Might I further whittle this idea down to a sharper point? Stranger things have happened.

But for now, it’s where I’ve landed.

And you? What do YOU suppose is the most important word?

Assigned Work: Growing Up

May 10, 2021

This May, I’m committing myself to writing student-assigned topics. Some of them might be cut-and-dried, some of them might be bears. And some of them will reveal themselves in the writing.

Today’s assignment: What does it mean to grow up?


What does it mean to grow up? Of course, I could joke around about the answer to this question and simply remark, “I never have!”

But I have grown up. Despite wanting to stay child-like in my awe and idealism, I have officially become a grown-up. And I have a few things to say about being a grown-up: we can pinpoint moments of transition, there are things we lose in being a grown-up, and there are things we gain.

First, I can pinpoint moments when I had to transition into grown-up-ness. All of them, unfortunately, circle around times of grief and loss. There was the time I had to go with my mom to tell my grandmother that my grandpa had just passed away. That’s a moment kids are shielded from, ordinarily. Being a part of that moment was the first time I realized I was no longer a kid. I’ve also experienced the loss of my brother, my father, my niece, a friend. All of these losses gave me a different understanding and wisdom about this world that I can only describe as a growing-up.

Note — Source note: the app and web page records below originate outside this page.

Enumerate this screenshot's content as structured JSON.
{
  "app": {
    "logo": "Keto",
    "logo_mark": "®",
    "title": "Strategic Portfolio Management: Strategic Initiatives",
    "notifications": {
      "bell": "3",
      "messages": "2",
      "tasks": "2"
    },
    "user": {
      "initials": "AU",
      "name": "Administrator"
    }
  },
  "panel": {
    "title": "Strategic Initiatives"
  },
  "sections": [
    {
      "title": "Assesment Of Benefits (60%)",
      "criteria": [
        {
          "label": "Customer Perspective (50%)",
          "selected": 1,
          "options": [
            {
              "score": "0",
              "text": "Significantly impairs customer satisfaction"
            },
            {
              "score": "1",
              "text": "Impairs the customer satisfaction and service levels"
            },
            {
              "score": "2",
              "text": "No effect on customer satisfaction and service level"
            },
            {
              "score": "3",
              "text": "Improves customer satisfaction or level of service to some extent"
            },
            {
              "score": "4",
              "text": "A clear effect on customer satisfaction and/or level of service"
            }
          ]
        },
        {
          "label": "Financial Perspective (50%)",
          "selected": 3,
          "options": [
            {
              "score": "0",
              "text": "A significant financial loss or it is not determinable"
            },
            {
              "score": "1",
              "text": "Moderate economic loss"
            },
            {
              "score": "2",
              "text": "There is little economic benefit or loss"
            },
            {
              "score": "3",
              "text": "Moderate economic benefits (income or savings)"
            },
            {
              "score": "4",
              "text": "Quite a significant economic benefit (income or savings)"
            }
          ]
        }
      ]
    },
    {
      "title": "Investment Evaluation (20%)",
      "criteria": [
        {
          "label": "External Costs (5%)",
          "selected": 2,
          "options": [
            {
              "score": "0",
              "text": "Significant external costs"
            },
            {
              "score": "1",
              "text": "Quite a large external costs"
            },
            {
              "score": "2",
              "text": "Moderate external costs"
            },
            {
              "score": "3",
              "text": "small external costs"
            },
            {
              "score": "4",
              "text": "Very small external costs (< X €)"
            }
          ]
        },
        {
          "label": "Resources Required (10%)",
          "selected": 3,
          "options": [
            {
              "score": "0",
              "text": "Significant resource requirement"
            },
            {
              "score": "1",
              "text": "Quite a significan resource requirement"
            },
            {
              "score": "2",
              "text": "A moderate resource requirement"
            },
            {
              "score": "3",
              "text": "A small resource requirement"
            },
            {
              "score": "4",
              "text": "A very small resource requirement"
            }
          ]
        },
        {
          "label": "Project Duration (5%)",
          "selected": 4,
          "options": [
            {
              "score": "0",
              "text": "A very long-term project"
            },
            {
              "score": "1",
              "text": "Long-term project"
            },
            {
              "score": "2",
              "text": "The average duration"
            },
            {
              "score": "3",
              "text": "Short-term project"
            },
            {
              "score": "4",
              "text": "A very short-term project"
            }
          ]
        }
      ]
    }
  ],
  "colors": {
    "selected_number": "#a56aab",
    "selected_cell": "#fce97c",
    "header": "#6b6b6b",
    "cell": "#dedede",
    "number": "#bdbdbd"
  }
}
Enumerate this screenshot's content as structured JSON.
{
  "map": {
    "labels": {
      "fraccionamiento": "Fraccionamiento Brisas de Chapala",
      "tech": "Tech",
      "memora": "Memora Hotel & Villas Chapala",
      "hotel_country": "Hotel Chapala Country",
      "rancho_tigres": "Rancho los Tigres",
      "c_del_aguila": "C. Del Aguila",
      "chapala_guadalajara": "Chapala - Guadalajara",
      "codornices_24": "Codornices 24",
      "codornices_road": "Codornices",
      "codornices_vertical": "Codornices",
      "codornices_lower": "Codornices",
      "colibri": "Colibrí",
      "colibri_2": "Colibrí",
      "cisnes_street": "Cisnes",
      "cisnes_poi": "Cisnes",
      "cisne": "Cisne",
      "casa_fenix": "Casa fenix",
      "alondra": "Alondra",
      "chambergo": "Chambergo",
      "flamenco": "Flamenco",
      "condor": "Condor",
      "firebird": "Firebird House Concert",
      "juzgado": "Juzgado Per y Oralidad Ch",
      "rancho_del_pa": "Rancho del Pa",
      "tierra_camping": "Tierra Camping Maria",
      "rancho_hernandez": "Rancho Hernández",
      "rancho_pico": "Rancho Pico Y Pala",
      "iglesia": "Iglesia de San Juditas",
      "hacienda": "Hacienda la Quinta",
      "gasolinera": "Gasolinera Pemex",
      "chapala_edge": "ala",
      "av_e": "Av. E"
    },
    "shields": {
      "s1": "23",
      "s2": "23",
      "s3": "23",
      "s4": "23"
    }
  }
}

Growing up also means that there are things from childhood that I lose. Being a kid means getting to jump full-on into play and creativity. As much as I love to create and play, there is now a certain part of me that doesn’t let it happen with reckless abandon. I have one foot planted in joy and fun, and one foot planted in the idea that I’m going to have to stop at some point because I’ve got stuff to do. I also miss the deep feelings and thoughts I had as a kid. Being a kid is really hard sometimes. As a kid, you take a lot of hurt and pain and you have to figure out what to do with it, and there isn’t always someone to tell you how. And I remember how hard that was, and I remember the memories of those feelings, but it isn’t the same as experiencing them in real time. I can empathize, but I no longer feel and experience things in the same way. I can’t completely identify or understand any more, even though I would love to.

Growing up doesn’t mean that you’re all of a sudden better at organizing things, at making friends, or paying attention, or managing difficult feelings, or cleaning your room, or eating better, or doing homework, or staying out of trouble, or that you like doing chores. But it does mean that you’re coming to things with a deeper perspective, a bit more patience, and a LOT more experience (often gotten the hard way). Growing up means giving up some things, but it’s possible to hold on to a strong moral compass, a love of creativity, a sense of awe and wonder. Growing up means forgetting some of the feelings of childhood, but having more wisdom, more compassion, more patience. I don’t think, at this point in my life, that I’d trade any of it back.